Senate minority leader Positive T.A. Nelson, who has been advocating for the legalization of medical marijuana for years, even crossed the street Wednesday and held up protestors’ signs, saying that the community shouldn’t allow politicians to divide the people. Before new taxes are passed, the government has to be more responsible about how its spending its money, Nelson added.
Sen. Janette Millin Young agreed, saying that the Senate has been told about the poor financial condition of the government but has still not received a true revenue picture. It’s irresponsible for officials to keep passing bad laws to get the government out of its hole while also making conditions worse for residents, she said.
“Until we get a true picture,” Millin Young added, “we should not approve more taxation.”
Sen. Tregenza Roach also said that Wednesday’s protest sent a clear message to senators about how the community feels about the proposal and state of the local economy.
“I think the turnout is great today and that every opportunity that we have to hear from the public is important,” Roach said. “We’re in a democracy, in a critical time, discussing issues about our economy and I think all voices need to be heard.”
“I think the message being sent is that everyone is concerned about the state of the economy and that they want us to make decisions based on the input informed people that are living with these issues day to day,” Roach said.
Senate President Myron Jackson shared similar thoughts.

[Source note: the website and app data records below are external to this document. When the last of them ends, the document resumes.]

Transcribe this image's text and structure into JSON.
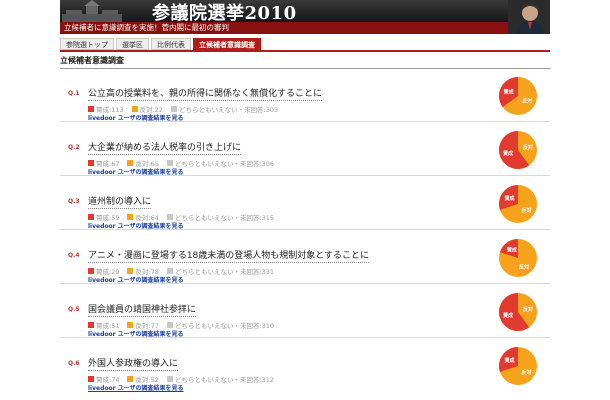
{
  "header": {
    "title": "参議院選挙2010",
    "subtitle": "立候補者に意識調査を実施！菅内閣に最初の審判"
  },
  "nav": {
    "tabs": [
      {
        "label": "参院選トップ",
        "active": false
      },
      {
        "label": "選挙区",
        "active": false
      },
      {
        "label": "比例代表",
        "active": false
      },
      {
        "label": "立候補者意識調査",
        "active": true
      }
    ]
  },
  "section_title": "立候補者意識調査",
  "legend": {
    "yes_label": "賛成",
    "no_label": "反対",
    "neutral_label": "どちらともいえない・未回答"
  },
  "link_label": "livedoor ユーザの調査結果を見る",
  "colors": {
    "yes": "#e23a2e",
    "no": "#f7a21b",
    "neutral": "#c8c8c8",
    "accent": "#b31b1b"
  },
  "questions": [
    {
      "num": "Q.1",
      "text": "公立高の授業料を、親の所得に関係なく無償化することに",
      "yes": 113,
      "no": 22,
      "neutral": 303,
      "yes_text": "賛成:113",
      "no_text": "反対:22",
      "neutral_text": "どちらともいえない・未回答:303"
    },
    {
      "num": "Q.2",
      "text": "大企業が納める法人税率の引き上げに",
      "yes": 67,
      "no": 65,
      "neutral": 306,
      "yes_text": "賛成:67",
      "no_text": "反対:65",
      "neutral_text": "どちらともいえない・未回答:306"
    },
    {
      "num": "Q.3",
      "text": "道州制の導入に",
      "yes": 59,
      "no": 64,
      "neutral": 315,
      "yes_text": "賛成:59",
      "no_text": "反対:64",
      "neutral_text": "どちらともいえない・未回答:315"
    },
    {
      "num": "Q.4",
      "text": "アニメ・漫画に登場する18歳未満の登場人物も規制対象とすることに",
      "yes": 29,
      "no": 78,
      "neutral": 331,
      "yes_text": "賛成:29",
      "no_text": "反対:78",
      "neutral_text": "どちらともいえない・未回答:331"
    },
    {
      "num": "Q.5",
      "text": "国会議員の靖国神社参拝に",
      "yes": 51,
      "no": 77,
      "neutral": 310,
      "yes_text": "賛成:51",
      "no_text": "反対:77",
      "neutral_text": "どちらともいえない・未回答:310"
    },
    {
      "num": "Q.6",
      "text": "外国人参政権の導入に",
      "yes": 74,
      "no": 52,
      "neutral": 312,
      "yes_text": "賛成:74",
      "no_text": "反対:52",
      "neutral_text": "どちらともいえない・未回答:312"
    }
  ],
  "livedoor_user_results": [
    {
      "yes_share": 0.35,
      "no_share": 0.65
    },
    {
      "yes_share": 0.6,
      "no_share": 0.4
    },
    {
      "yes_share": 0.3,
      "no_share": 0.7
    },
    {
      "yes_share": 0.2,
      "no_share": 0.8
    },
    {
      "yes_share": 0.6,
      "no_share": 0.4
    },
    {
      "yes_share": 0.3,
      "no_share": 0.7
    }
  ]
}
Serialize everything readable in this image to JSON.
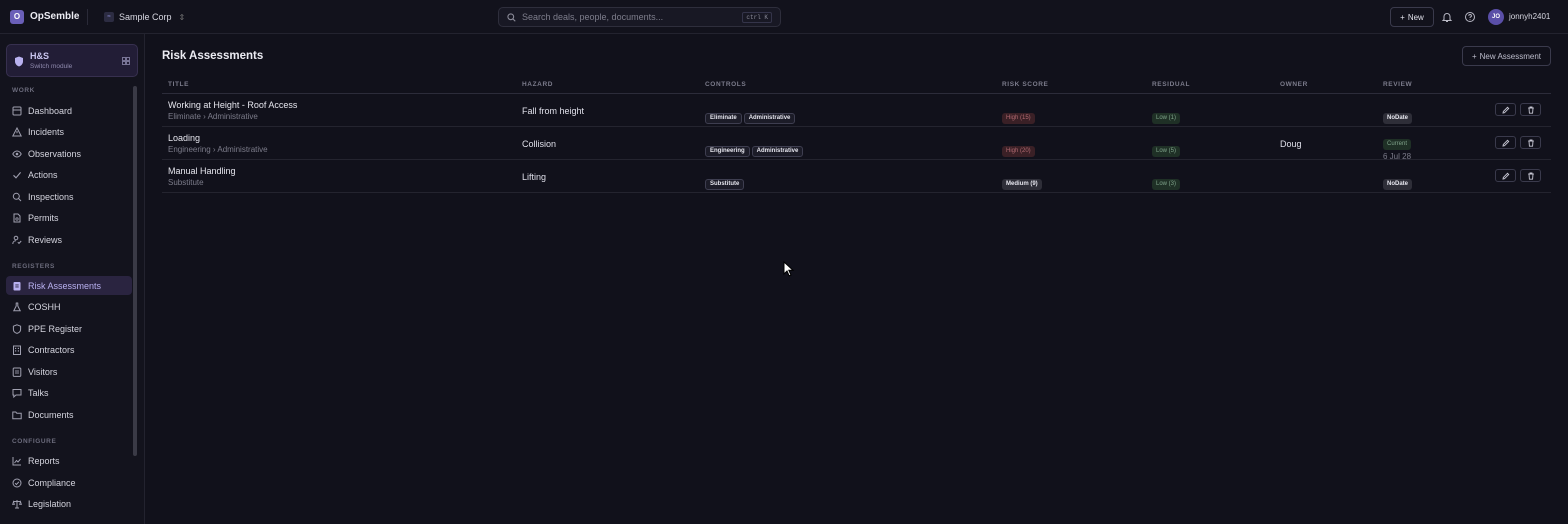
{
  "app": {
    "logo_letter": "O",
    "name": "OpSemble"
  },
  "org": {
    "icon_glyph": "≈",
    "name": "Sample Corp"
  },
  "search": {
    "placeholder": "Search deals, people, documents...",
    "shortcut": "ctrl K"
  },
  "header": {
    "new_label": "New",
    "avatar_initials": "JO",
    "username": "jonnyh2401"
  },
  "module": {
    "name": "H&S",
    "subtitle": "Switch module"
  },
  "sidebar": {
    "sections": [
      {
        "label": "WORK",
        "items": [
          {
            "label": "Dashboard",
            "icon": "dashboard-icon"
          },
          {
            "label": "Incidents",
            "icon": "warning-icon"
          },
          {
            "label": "Observations",
            "icon": "eye-icon"
          },
          {
            "label": "Actions",
            "icon": "check-icon"
          },
          {
            "label": "Inspections",
            "icon": "search-icon"
          },
          {
            "label": "Permits",
            "icon": "permit-icon"
          },
          {
            "label": "Reviews",
            "icon": "user-check-icon"
          }
        ]
      },
      {
        "label": "REGISTERS",
        "items": [
          {
            "label": "Risk Assessments",
            "icon": "clipboard-icon",
            "active": true
          },
          {
            "label": "COSHH",
            "icon": "flask-icon"
          },
          {
            "label": "PPE Register",
            "icon": "shield-icon"
          },
          {
            "label": "Contractors",
            "icon": "building-icon"
          },
          {
            "label": "Visitors",
            "icon": "badge-icon"
          },
          {
            "label": "Talks",
            "icon": "chat-icon"
          },
          {
            "label": "Documents",
            "icon": "folder-icon"
          }
        ]
      },
      {
        "label": "CONFIGURE",
        "items": [
          {
            "label": "Reports",
            "icon": "chart-icon"
          },
          {
            "label": "Compliance",
            "icon": "check-circle-icon"
          },
          {
            "label": "Legislation",
            "icon": "scale-icon"
          }
        ]
      }
    ]
  },
  "page": {
    "title": "Risk Assessments",
    "new_assessment_label": "New Assessment"
  },
  "table": {
    "columns": [
      "TITLE",
      "HAZARD",
      "CONTROLS",
      "RISK SCORE",
      "RESIDUAL",
      "OWNER",
      "REVIEW"
    ],
    "rows": [
      {
        "title": "Working at Height - Roof Access",
        "subtitle": "Eliminate › Administrative",
        "hazard": "Fall from height",
        "controls": [
          "Eliminate",
          "Administrative"
        ],
        "risk": {
          "label": "High (15)",
          "level": "high"
        },
        "residual": {
          "label": "Low (1)",
          "level": "low"
        },
        "owner": "",
        "review": {
          "label": "NoDate",
          "status": "nodate",
          "date": ""
        }
      },
      {
        "title": "Loading",
        "subtitle": "Engineering › Administrative",
        "hazard": "Collision",
        "controls": [
          "Engineering",
          "Administrative"
        ],
        "risk": {
          "label": "High (20)",
          "level": "high"
        },
        "residual": {
          "label": "Low (5)",
          "level": "low"
        },
        "owner": "Doug",
        "review": {
          "label": "Current",
          "status": "current",
          "date": "6 Jul 28"
        }
      },
      {
        "title": "Manual Handling",
        "subtitle": "Substitute",
        "hazard": "Lifting",
        "controls": [
          "Substitute"
        ],
        "risk": {
          "label": "Medium (9)",
          "level": "medium"
        },
        "residual": {
          "label": "Low (3)",
          "level": "low"
        },
        "owner": "",
        "review": {
          "label": "NoDate",
          "status": "nodate",
          "date": ""
        }
      }
    ]
  },
  "colors": {
    "accent": "#6a5fb8",
    "background": "#11111b",
    "high": "#b26a72",
    "low": "#7fa38a"
  }
}
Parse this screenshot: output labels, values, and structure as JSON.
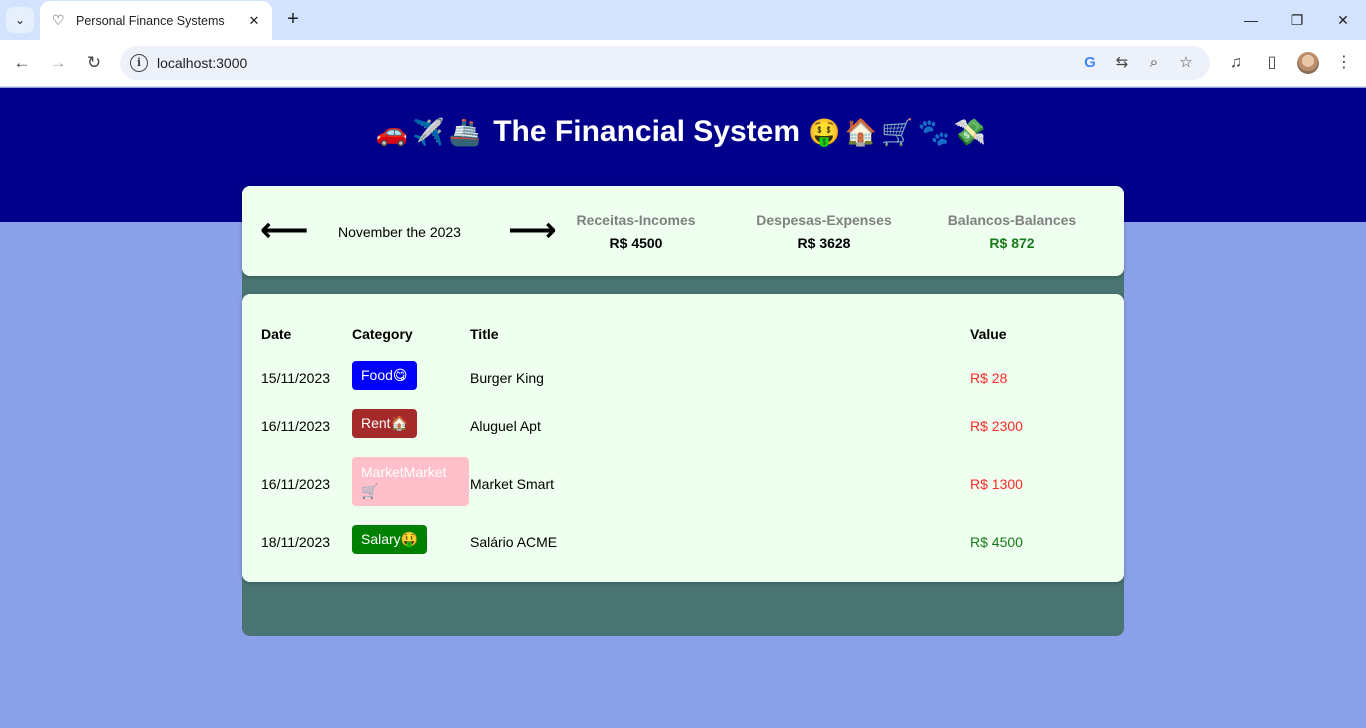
{
  "browser": {
    "tab_title": "Personal Finance Systems",
    "url": "localhost:3000"
  },
  "app": {
    "title": "The Financial System",
    "title_emoji_left": "🚗✈️🚢",
    "title_emoji_right": "🤑🏠🛒🐾💸"
  },
  "summary": {
    "month_label": "November the 2023",
    "prev_icon": "arrow-left-icon",
    "next_icon": "arrow-right-icon",
    "incomes_label": "Receitas-Incomes",
    "incomes_value": "R$ 4500",
    "expenses_label": "Despesas-Expenses",
    "expenses_value": "R$ 3628",
    "balance_label": "Balancos-Balances",
    "balance_value": "R$ 872",
    "balance_color": "#1a7a1a"
  },
  "table": {
    "headers": {
      "date": "Date",
      "category": "Category",
      "title": "Title",
      "value": "Value"
    },
    "rows": [
      {
        "date": "15/11/2023",
        "category": "Food😋",
        "category_color": "#0000ff",
        "title": "Burger King",
        "value": "R$ 28",
        "type": "expense"
      },
      {
        "date": "16/11/2023",
        "category": "Rent🏠",
        "category_color": "#a52a2a",
        "title": "Aluguel Apt",
        "value": "R$ 2300",
        "type": "expense"
      },
      {
        "date": "16/11/2023",
        "category": "MarketMarket 🛒",
        "category_color": "#ffc0cb",
        "title": "Market Smart",
        "value": "R$ 1300",
        "type": "expense"
      },
      {
        "date": "18/11/2023",
        "category": "Salary🤑",
        "category_color": "#008000",
        "title": "Salário ACME",
        "value": "R$ 4500",
        "type": "income"
      }
    ]
  },
  "colors": {
    "header_bg": "#00008b",
    "page_bg": "#8aa0e8",
    "card_bg": "#efffef",
    "board_bg": "#4a7472",
    "expense": "#ff2a2a",
    "income": "#1a7a1a"
  }
}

“I think the community is making its voice heard and that they would not like the sin tax to be implemented and that in the democratic process, this is what it’s all about,” he said. “We’re going to listen the testimony by those that are here and their position and I think we all agree that something needs to be done, but how we get there and when we get there is the issue.”
Asked if Wednesday’s protest was enough to make him change his mind about the proposal, Jackson added, “It’s enough to make me hold the bill.”